Hindu Review of Krea’s play “Thanimai”
DRAMA Apt casting was one of the strengths of Thanimai.
Charming Insouciance: Scenes from the Tamil play, Thanimai.
It is easy to be didactic while talking about joint families. So when asked to review a play about a lonely old man, who ruminates about his past life in a joint family, this writer prepared herself to listen to a laboured joint family versus nuclear family debate. But Krea’s Thanimai (directed by Dheepa Ramanujam), the inaugural play in Brahma Gana Sabha’s drama festival, did not get entrapped in any such dichotomous distinctions. It treated the subject of loneliness in old age with a charming insouciance that was most endearing.
Mani is a 70 year old man, who lives alone, both his sons being employed elsewhere. He is prey to all the illnesses of old age from diabetes to joint aches.
Relief from boredom comes from soliloquies and from recollections of his younger days. Things take a dramatic turn in his life, when he is befriended by Sridharan (Jay Ganesh), who tells the old man to stop wallowing in self-pity and to snap out of his depression.

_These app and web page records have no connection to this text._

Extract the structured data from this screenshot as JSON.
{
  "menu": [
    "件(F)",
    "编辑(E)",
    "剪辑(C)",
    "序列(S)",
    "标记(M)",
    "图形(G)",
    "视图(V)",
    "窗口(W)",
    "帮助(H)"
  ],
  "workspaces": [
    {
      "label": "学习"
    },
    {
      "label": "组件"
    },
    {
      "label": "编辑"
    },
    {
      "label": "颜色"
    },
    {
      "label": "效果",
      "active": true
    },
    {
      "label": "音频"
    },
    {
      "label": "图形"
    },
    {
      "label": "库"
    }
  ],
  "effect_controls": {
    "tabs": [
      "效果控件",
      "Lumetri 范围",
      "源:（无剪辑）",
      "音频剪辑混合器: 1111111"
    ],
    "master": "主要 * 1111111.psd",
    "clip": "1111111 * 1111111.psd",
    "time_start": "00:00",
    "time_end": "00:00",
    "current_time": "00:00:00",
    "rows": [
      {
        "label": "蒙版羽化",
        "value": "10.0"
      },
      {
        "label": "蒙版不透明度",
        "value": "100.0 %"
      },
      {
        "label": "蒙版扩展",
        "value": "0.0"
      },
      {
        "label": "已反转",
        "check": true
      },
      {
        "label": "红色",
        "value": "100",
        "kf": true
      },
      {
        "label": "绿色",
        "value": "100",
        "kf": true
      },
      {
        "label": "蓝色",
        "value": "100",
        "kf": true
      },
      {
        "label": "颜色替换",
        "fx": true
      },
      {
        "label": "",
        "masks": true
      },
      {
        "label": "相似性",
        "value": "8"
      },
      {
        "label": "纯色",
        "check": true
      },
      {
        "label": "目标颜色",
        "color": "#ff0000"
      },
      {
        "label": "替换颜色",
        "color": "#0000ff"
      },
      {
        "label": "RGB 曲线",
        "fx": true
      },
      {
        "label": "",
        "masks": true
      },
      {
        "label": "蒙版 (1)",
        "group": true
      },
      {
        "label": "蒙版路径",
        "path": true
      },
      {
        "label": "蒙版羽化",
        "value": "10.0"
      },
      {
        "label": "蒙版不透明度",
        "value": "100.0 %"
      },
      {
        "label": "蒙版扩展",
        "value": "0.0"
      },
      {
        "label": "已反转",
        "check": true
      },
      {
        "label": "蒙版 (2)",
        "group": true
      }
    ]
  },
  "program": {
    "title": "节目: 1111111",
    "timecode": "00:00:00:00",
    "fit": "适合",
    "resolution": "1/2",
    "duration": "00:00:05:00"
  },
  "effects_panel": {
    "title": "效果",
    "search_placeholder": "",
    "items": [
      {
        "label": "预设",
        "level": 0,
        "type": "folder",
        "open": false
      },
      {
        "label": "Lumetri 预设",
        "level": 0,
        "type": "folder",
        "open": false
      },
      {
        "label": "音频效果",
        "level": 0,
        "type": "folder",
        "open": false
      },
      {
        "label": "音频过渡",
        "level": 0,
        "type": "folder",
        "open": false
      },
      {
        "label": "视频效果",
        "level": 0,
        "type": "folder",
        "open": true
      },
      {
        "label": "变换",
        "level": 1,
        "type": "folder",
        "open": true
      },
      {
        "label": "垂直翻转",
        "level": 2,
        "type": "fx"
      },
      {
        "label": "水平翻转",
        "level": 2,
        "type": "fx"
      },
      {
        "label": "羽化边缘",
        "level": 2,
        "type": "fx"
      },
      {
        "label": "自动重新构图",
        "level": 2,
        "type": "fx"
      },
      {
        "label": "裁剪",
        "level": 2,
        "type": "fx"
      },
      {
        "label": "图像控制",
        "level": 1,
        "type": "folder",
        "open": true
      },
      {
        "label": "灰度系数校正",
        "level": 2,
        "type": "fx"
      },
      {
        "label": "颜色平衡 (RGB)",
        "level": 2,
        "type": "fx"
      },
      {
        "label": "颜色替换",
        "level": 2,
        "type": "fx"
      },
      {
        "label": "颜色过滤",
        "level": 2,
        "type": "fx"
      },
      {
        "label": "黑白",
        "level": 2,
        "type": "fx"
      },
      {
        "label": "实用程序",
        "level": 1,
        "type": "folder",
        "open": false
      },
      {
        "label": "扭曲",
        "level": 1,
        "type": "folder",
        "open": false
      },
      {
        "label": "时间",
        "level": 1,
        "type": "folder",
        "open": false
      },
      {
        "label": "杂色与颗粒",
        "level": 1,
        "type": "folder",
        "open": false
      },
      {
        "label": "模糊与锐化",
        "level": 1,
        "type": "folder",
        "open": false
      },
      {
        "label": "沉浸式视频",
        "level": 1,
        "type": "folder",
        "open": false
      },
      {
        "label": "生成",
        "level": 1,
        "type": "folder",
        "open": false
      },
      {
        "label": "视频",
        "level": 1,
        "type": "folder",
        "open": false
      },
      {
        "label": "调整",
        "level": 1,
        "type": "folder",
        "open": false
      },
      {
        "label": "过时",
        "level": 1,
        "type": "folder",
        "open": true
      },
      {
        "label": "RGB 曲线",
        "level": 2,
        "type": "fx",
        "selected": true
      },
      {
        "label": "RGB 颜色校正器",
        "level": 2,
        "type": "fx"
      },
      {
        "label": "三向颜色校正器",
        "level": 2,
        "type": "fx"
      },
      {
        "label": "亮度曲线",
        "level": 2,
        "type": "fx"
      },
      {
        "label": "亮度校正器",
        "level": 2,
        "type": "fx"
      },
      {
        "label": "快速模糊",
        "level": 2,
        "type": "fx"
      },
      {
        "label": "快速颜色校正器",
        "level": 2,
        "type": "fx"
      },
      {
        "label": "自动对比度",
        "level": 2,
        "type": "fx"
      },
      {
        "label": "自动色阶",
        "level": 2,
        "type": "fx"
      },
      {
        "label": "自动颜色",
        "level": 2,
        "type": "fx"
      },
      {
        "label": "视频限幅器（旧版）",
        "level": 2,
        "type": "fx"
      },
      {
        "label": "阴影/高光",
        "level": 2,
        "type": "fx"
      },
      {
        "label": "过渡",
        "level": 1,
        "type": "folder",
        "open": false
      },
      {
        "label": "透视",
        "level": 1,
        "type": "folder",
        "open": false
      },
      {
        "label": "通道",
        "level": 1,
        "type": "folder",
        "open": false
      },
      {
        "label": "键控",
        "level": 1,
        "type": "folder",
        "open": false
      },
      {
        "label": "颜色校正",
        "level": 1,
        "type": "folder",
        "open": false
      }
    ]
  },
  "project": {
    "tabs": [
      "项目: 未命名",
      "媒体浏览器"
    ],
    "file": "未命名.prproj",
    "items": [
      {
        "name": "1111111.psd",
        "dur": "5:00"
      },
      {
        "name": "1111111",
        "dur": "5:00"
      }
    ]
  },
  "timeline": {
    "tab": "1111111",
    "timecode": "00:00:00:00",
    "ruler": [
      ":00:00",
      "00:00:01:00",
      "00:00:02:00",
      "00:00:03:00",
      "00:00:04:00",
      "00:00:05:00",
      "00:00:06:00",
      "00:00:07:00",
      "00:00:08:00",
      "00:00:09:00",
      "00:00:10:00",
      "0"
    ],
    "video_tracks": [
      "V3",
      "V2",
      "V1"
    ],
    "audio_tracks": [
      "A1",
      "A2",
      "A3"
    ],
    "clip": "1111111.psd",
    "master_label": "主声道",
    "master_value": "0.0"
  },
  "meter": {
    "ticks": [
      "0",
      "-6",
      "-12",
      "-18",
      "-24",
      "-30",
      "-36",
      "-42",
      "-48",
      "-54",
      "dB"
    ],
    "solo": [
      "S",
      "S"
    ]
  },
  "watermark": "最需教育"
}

Acting upon Sridharan’s advice, Mani sets up business as a stock broker, and soon becomes so busy, that he doesn’t have time even for a conversation with his visiting son Raghu (Varadhan Srinivas).
Mani now dresses nattily, lets his hair down and dances a jig with his fun-loving clients.
He even becomes an avid reader of Playboy! The flashbacks that take the audience to Mani’s days in a hugely entertaining joint family set up, provide for some rollicking mirth. Going back and forth in time does not impede the flow of the narrative.
The director is indeed lucky to have found Satish Sattanathan to play the role of the young Mani, for Satish even vaguely resembles (and not just in girth) the portly Naveen Nathan who plays the senior. It doesn’t strain the imagination to picture an aged Satish resembling Naveen. A good piece of casting.
The stolen moments of privacy of the young Mani and his wife Lakshmi (Snigdha Venkatramani), Mani’s anxiety to whisper romantic nothings in Lakshmi’s ears, and the interruptions from elders and children made for delightful viewing. There was no actor who did not play his or her role with élan.
The joint family system had many advantages. It provided succour to everyone, regardless of his/her contribution to the family kitty.
It worked on the principle of ‘All for one and one for all.’ It also provided an emotional cushion, in case one took a tumble in life. But joint families depend for their success on everyone playing his role without question. One misplaced word, and the carefully nurtured edifice comes tumbling down.
That’s what happens in the case of Mani’s family, and it hurts to see his family break up. But it’s hard not to see the logic in Mani’s words either.
By not taking sides, but by pointing to how, with the inexorable march of time many a hallowed institution falls by the wayside, the playwright (Anand Raghav) ensures that the play remains anchored in logic, while touching emotional chords in us.